Causes: Most experts agree that there is no single cause for bi-polar disorder, and it is instead attributed to many factors. These include having a specific brain structure in addition to family history. Research shows that if a person has a parent or sibling with the disorder, they have an increased chance of having the disorder themselves.
- Medications such as mood stabilizers and “atypical” psychotics
- Electroconvulsive therapy (ECT)
- Transcranial magnetic stimulation
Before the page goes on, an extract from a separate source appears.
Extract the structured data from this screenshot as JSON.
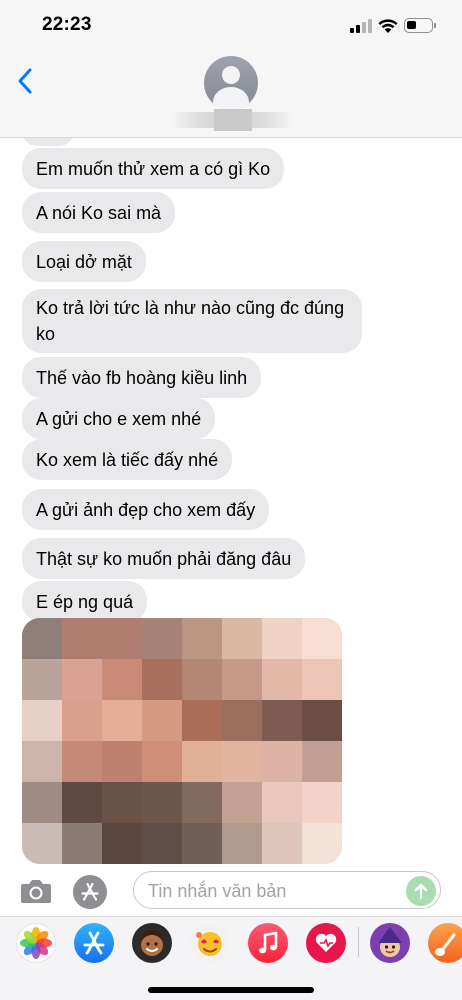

When to seek a doctor: Despite the mood swings, people with bipolar disorder often don’t recognize how much their emotional instability disrupts their lives and the lives of their loved ones and don’t get the treatment they need. And if you’re like some people with bipolar disorder, you may enjoy the feelings of euphoria and cycles of heightened productivity. However, the periods of euphoria are always followed by emotional crashes that can leave you depressed and worn out – and perhaps in financial, legal, or relationship trouble. If you have any symptoms of mania or depression, see your doctor or mental health professional.
When to seek emergency help: Suicidal thoughts and behavior are common among people with bipolar disorder. If you have thoughts of hurting yourself, call 911 or your local emergency number immediately, go to an emergency room, or confide in a trusted relative or friend. Or call a suicide hotline number — in the United States, call the National Suicide Prevention Lifeline at 1-800-273-TALK (1-800-273-8255). If you have a loved one who is in danger of suicide or has made a suicide attempt, make sure someone stays with that person. Call 911 or your local emergency number immediately. Or, if you think you can do so safely, take the person to the nearest hospital emergency room.